Ethan: Yeah, you have to remember that a lot of the early electronic music was done on machines that weren’t as steady. The timing wasn’t as steady. The early MPCs not only did their own swing – which is an intentional inaccuracy in the 16th notes – but the machine had flaws in its own timing. It wasn’t as rigid as something programmed on a computer, which is extremely exact.
You come through town a few times a year, you’re always on tour and from what I’ve heard you’re working on a new album now too. Do either of you work on any other projects aside from Tortured Soul?
Christian: NO! JUST TORTURED SOUL! [laughs] Uh, yeah, I guess we do. There’s an R&B song that I wrote a number of years ago that just got recorded by a Japanese group called Blue Swing. There’s a song that a singer featured on, Danni D’Andrea that we’re going to release on TSTC Records. We did a remix for a production that Ashley Jana sang on. I also co-wrote a song with Bluey and sang on the Incognito album Transatlantic a couple years ago.

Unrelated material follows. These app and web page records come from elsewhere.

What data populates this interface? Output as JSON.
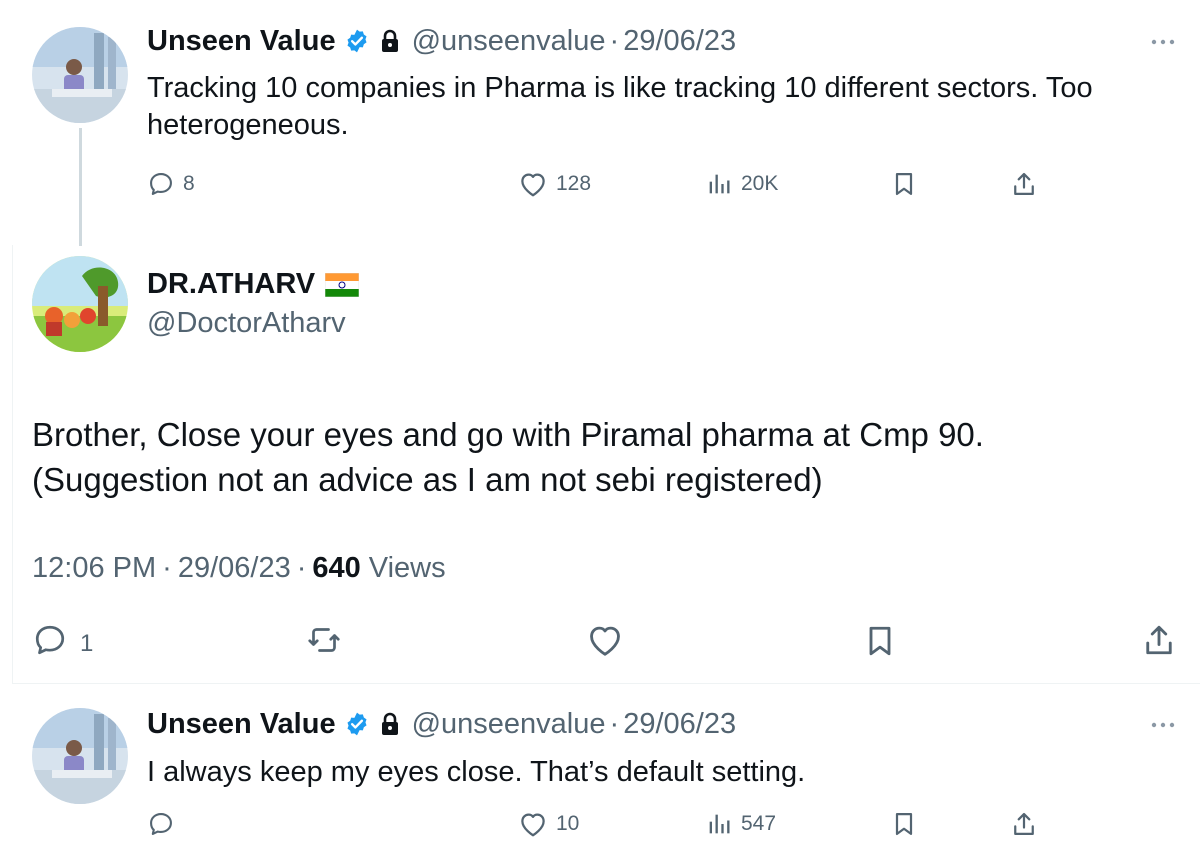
{
  "tweet1": {
    "name": "Unseen Value",
    "handle": "@unseenvalue",
    "separator": "·",
    "date": "29/06/23",
    "text": "Tracking 10 companies in Pharma is like tracking 10 different sectors. Too heterogeneous.",
    "replies": "8",
    "likes": "128",
    "views": "20K"
  },
  "main": {
    "name": "DR.ATHARV",
    "handle": "@DoctorAtharv",
    "text_line1": "Brother, Close your eyes and go with Piramal pharma at Cmp 90.",
    "text_line2": "(Suggestion not an advice as I am not sebi registered)",
    "time": "12:06 PM",
    "separator": "·",
    "date": "29/06/23",
    "views_count": "640",
    "views_label": "Views",
    "replies": "1"
  },
  "tweet3": {
    "name": "Unseen Value",
    "handle": "@unseenvalue",
    "separator": "·",
    "date": "29/06/23",
    "text": "I always keep my eyes close. That’s default setting.",
    "likes": "10",
    "views": "547"
  },
  "colors": {
    "text": "#0f1419",
    "muted": "#536471",
    "verified": "#1d9bf0",
    "thread_line": "#cfd9de"
  },
  "icons": [
    "reply-icon",
    "retweet-icon",
    "like-icon",
    "views-icon",
    "bookmark-icon",
    "share-icon",
    "verified-badge-icon",
    "lock-icon",
    "more-icon",
    "india-flag-icon"
  ]
}
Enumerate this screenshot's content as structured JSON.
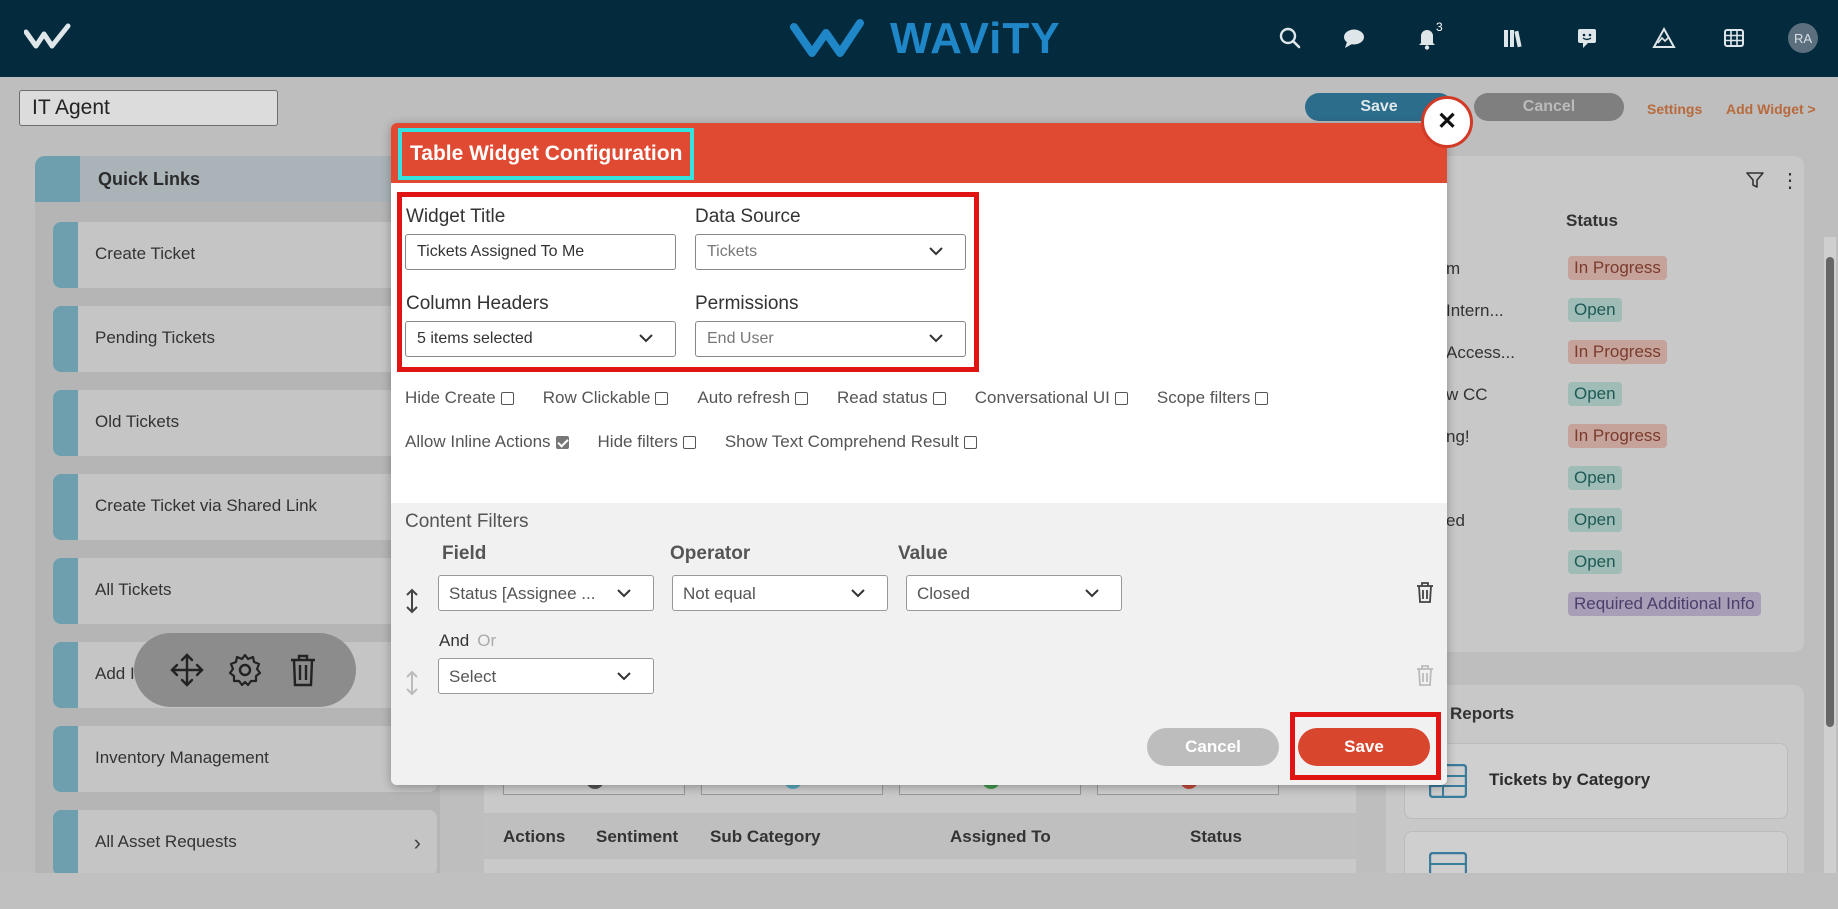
{
  "app": {
    "brand": "WAViTY",
    "notification_count": "3",
    "avatar_initials": "RA",
    "accent_color": "#e04a32",
    "topbar_color": "#042a3d"
  },
  "toolbar": {
    "dashboard_title": "IT Agent",
    "save_label": "Save",
    "cancel_label": "Cancel",
    "settings_label": "Settings",
    "add_widget_label": "Add Widget >"
  },
  "quick_links": {
    "title": "Quick Links",
    "items": [
      {
        "label": "Create Ticket"
      },
      {
        "label": "Pending Tickets"
      },
      {
        "label": "Old Tickets"
      },
      {
        "label": "Create Ticket via Shared Link"
      },
      {
        "label": "All Tickets"
      },
      {
        "label": "Add I"
      },
      {
        "label": "Inventory Management"
      },
      {
        "label": "All Asset Requests"
      }
    ]
  },
  "right_table": {
    "status_header": "Status",
    "rows": [
      {
        "title": "m",
        "status": "In Progress"
      },
      {
        "title": "Intern...",
        "status": "Open"
      },
      {
        "title": "Access...",
        "status": "In Progress"
      },
      {
        "title": "w CC",
        "status": "Open"
      },
      {
        "title": "ng!",
        "status": "In Progress"
      },
      {
        "title": "",
        "status": "Open"
      },
      {
        "title": "ed",
        "status": "Open"
      },
      {
        "title": "",
        "status": "Open"
      },
      {
        "title": "",
        "status": "Required Additional Info"
      }
    ]
  },
  "reports": {
    "title": "Reports",
    "items": [
      {
        "label": "Tickets by Category"
      }
    ]
  },
  "middle_table": {
    "headers": [
      "Actions",
      "Sentiment",
      "Sub Category",
      "Assigned To",
      "Status"
    ]
  },
  "modal": {
    "title": "Table Widget Configuration",
    "close_label": "✕",
    "widget_title_label": "Widget Title",
    "widget_title_value": "Tickets Assigned To Me",
    "data_source_label": "Data Source",
    "data_source_value": "Tickets",
    "column_headers_label": "Column Headers",
    "column_headers_value": "5 items selected",
    "permissions_label": "Permissions",
    "permissions_value": "End User",
    "checkboxes_row1": [
      {
        "label": "Hide Create",
        "checked": false
      },
      {
        "label": "Row Clickable",
        "checked": false
      },
      {
        "label": "Auto refresh",
        "checked": false
      },
      {
        "label": "Read status",
        "checked": false
      },
      {
        "label": "Conversational UI",
        "checked": false
      },
      {
        "label": "Scope filters",
        "checked": false
      }
    ],
    "checkboxes_row2": [
      {
        "label": "Allow Inline Actions",
        "checked": true
      },
      {
        "label": "Hide filters",
        "checked": false
      },
      {
        "label": "Show Text Comprehend Result",
        "checked": false
      }
    ],
    "content_filters": {
      "title": "Content Filters",
      "field_header": "Field",
      "operator_header": "Operator",
      "value_header": "Value",
      "filter1": {
        "field": "Status [Assignee ...",
        "operator": "Not equal",
        "value": "Closed"
      },
      "and_label": "And",
      "or_label": "Or",
      "filter2": {
        "field": "Select"
      }
    },
    "cancel_label": "Cancel",
    "save_label": "Save"
  }
}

So we’re not doing Tortured Soul 24/7. It’s more like, maybe… 23/6?
Ethan: Yeah, the other stuff just seems like a hobby. I do play gigs with local musicians here in New Orleans sometimes. They’ll tell me they’ll pay this amount and I’m like eh, I don’t care. If you’re nice and it’s going to be fun, let’s do it. It’s almost like a hobby.
I do some recording work for other people as well. Maybe the most notable thing in the last year or two is a group called the Analog Players Society from Brooklyn that does kind of electronic world music. They were featured on Fresh Air or something and went to #1 on iTunes’ world charts for several weeks. Those records I’m kind of all over. Some of them are just all me, just soloing or whatever. For remixes, just did one for a New Orleans band called Waterseed, and hopefully we’ll release that on TSTC. And I just did a remix for Zaki Ibrahim from South Africa.